The 2019 season is now in full swing with concerts in the Sheffield Arena, Birmingham Arena, Manchester Arena and finishing up at the O2 in London for 7 dates! You can follow along with the excitement as it unfolds on facebook, twitter and other social media channels.
We’re all going to see a lot of retrospectives over the next few weeks, looking at 2018 from every perspective and point of view. Many of them I expect will have an element of negativity, given what we’ve been experiencing in politics, environmental issues and troubles of various sorts around the world.
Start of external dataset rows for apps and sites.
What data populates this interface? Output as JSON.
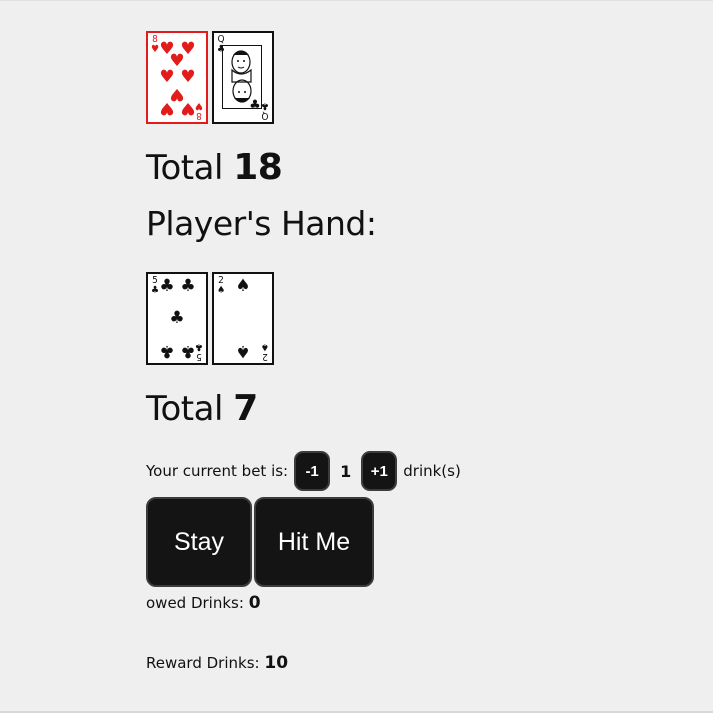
{
  "dealer": {
    "cards": [
      {
        "rank": "8",
        "suit": "♥",
        "color": "red",
        "name": "eight-of-hearts"
      },
      {
        "rank": "Q",
        "suit": "♣",
        "color": "black",
        "name": "queen-of-clubs"
      }
    ],
    "total_label": "Total",
    "total_value": "18"
  },
  "player": {
    "heading": "Player's Hand:",
    "cards": [
      {
        "rank": "5",
        "suit": "♣",
        "color": "black",
        "name": "five-of-clubs"
      },
      {
        "rank": "2",
        "suit": "♠",
        "color": "black",
        "name": "two-of-spades"
      }
    ],
    "total_label": "Total",
    "total_value": "7"
  },
  "bet": {
    "prefix": "Your current bet is:",
    "decrease_label": "-1",
    "value": "1",
    "increase_label": "+1",
    "suffix": "drink(s)"
  },
  "actions": {
    "stay_label": "Stay",
    "hit_label": "Hit Me"
  },
  "stats": {
    "owed_label": "owed Drinks:",
    "owed_value": "0",
    "reward_label": "Reward Drinks:",
    "reward_value": "10"
  },
  "colors": {
    "background": "#efefef",
    "button_bg": "#141414",
    "button_text": "#ffffff",
    "red_suit": "#e21b1b"
  }
}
So this is going to be an unrepentantly positive one! We’ve had a great first year at ChoirCommunity thanks to all of you who have supported us, signed up and given our arrangements a try. It’s not been without its challenges, but the experience of setting up a new digital service for choirs in 2018 has been a constantly joyous and rewarding one. As an occasionally grumpy businessman and IT professional, I have learned that choir leaders are some of the most positive, energetic and beguilingly lovely people on the planet – I guess you have to be to get the results you do out of your many choirs – and that has been an enormous factor in making our first year so enjoyable.
We have got some very exciting plans in the pipeline for 2019, but we’ll wait until the New Year to reveal them. For now, I thought I’d look back briefly on each month to show how far we’ve come in such a short space of time. I hope you enjoy the most positive review of 2018 out there!
We’ve added two more simple and lovely arrangements this week – both from two of our newer arrangers.
Wendy Sergeant has created a beautiful version of a traditional Spanish carol ‘A La Nanita Nana‘. The arrangement is extremely versatile as it can be sung in two or three parts and works beautifully accompanied by a guitar or a cappella. This is also makes a great duo of ‘World Music’ carols with Wendy’s other title; ‘Te Harinui’ which comes from New Zealand.
If you’re still in good voice come the New Year, Alison Crutchley has created a simple arrangement of ‘Auld Lang Syne’ for upper voices which would work beautifully at any event to see in 2019!